Dr. Lieu said that while the standardized scores acted as an implicit control group, the lack of a true control group was a limitation in the study’s ability to assess the students’ progress. Whether the changes were a regression to the mean, a true catch-up, or an improvement that occurred just by virtue of taking the standardized tests, is unknown, she said.
Explore This IssueMay 2012
“We feel that further studies in older children and adolescents are needed in order to answer some of these questions,” she said. “Are there interventions that can improve the cognitive and language skills in children with UHL, such as the IEPs, and does UHL affect matriculation to higher education and occupational choices?”
Tumor Tissue Margin Clarity
Dr. Nguyen discussed a probe she and her team developed that can turn tumor tissue a bright fluorescent color.
In resection, it’s all about getting clear margins. “It’s not always clear,” Dr. Nguyen said. “We try our best but often we have to send the frozen specimen to the pathology lab and wait for the pathologist to tell us whether or not the margins are clear…. Wouldn’t it be better if we could see the difference with our own eyes, see the difference between what’s cancerous and what’s normal?”

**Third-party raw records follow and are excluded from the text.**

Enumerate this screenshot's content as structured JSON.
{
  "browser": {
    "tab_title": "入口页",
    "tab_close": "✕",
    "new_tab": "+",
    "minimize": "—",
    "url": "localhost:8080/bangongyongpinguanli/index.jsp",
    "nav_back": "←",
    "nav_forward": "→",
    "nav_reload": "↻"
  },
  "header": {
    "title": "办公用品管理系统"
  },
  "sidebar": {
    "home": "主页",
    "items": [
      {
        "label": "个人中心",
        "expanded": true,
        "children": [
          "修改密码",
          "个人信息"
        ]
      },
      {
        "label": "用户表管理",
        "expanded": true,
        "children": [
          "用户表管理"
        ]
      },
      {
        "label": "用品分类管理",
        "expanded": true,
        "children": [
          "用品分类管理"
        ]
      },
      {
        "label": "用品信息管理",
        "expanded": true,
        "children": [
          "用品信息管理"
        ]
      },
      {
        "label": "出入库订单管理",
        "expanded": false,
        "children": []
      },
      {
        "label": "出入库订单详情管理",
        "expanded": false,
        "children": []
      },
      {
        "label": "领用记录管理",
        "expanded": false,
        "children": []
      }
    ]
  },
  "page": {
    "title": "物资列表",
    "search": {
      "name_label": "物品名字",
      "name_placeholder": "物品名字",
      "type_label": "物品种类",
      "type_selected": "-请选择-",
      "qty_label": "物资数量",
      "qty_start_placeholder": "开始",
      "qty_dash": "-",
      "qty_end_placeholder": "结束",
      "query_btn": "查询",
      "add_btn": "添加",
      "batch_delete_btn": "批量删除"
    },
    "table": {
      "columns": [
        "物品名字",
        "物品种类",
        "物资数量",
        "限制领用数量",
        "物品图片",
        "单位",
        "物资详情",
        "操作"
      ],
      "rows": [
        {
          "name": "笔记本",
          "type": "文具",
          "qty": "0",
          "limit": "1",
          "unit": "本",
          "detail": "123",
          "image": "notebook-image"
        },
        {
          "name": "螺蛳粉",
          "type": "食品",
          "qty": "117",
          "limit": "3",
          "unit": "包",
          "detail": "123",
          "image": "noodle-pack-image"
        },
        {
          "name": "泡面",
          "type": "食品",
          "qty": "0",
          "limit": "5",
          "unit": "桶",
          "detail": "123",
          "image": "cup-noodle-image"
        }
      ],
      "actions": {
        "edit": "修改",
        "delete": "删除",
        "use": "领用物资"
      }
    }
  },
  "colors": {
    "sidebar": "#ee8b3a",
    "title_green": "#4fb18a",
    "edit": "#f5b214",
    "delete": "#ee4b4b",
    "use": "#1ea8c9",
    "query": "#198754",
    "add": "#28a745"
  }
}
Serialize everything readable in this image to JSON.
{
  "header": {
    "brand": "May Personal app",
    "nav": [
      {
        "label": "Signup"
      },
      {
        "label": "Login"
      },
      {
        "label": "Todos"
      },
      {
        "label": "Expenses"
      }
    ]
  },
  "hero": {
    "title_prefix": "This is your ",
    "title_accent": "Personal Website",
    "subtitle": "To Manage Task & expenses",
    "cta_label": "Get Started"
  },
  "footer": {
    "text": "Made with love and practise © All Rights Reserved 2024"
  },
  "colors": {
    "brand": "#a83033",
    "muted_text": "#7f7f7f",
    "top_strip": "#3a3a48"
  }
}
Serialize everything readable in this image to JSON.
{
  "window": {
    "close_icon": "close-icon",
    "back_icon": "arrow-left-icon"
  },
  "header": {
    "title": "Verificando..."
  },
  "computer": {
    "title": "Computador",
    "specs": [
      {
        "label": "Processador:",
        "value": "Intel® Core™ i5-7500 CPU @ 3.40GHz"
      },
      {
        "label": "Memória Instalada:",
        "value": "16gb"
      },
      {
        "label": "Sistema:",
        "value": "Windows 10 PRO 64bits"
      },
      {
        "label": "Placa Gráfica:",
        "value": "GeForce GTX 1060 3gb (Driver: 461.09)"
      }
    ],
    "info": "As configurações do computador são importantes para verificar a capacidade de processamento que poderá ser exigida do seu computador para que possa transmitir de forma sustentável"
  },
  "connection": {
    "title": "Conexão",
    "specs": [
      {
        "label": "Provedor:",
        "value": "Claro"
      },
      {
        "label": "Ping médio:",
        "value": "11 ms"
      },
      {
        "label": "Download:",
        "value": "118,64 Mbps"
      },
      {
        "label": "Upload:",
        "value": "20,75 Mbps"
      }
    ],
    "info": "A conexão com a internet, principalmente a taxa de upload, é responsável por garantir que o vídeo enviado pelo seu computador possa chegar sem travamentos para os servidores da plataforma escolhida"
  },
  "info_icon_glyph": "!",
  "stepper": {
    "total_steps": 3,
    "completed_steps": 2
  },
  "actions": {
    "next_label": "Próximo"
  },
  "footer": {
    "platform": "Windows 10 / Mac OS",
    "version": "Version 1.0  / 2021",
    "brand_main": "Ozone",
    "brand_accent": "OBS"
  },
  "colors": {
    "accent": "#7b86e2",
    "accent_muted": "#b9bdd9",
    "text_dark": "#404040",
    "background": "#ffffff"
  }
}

The probe molecule includes two parts: one that acts as the “sticky” portion (a positively charged peptide) and one that is a kind of nonstick backing like that on a book of stamps. The two parts can be taken apart by enzymes made by tumors, Dr. Nguyen said. A fluorescent dye is attached to the sticky portion. Since only the tumor cells will cause the molecules to become sticky, they bind only to tumor tissue.
“The tumor now has the molecular scissors which can then cut these two pieces apart,” Dr. Nguyen said. “The nonstick backing floats away and the tumor labels itself.”
By using the probe in animal models, the team found there was a 90 percent improvement over standard surgery in the amount of residual tumor that remained, Dr. Nguyen said. When the team used the probe to detect metastatic lymph nodes in a study involving22 nodes in 10 animals, they found no false positives or false negatives.
She and her team have also produced a probe that can similarly light up nerves. “The ability to preserve the nerves is equally important as it is to remove the tumor,” she said. “With the injectable probe, now the tumor’s boundaries are really clear.”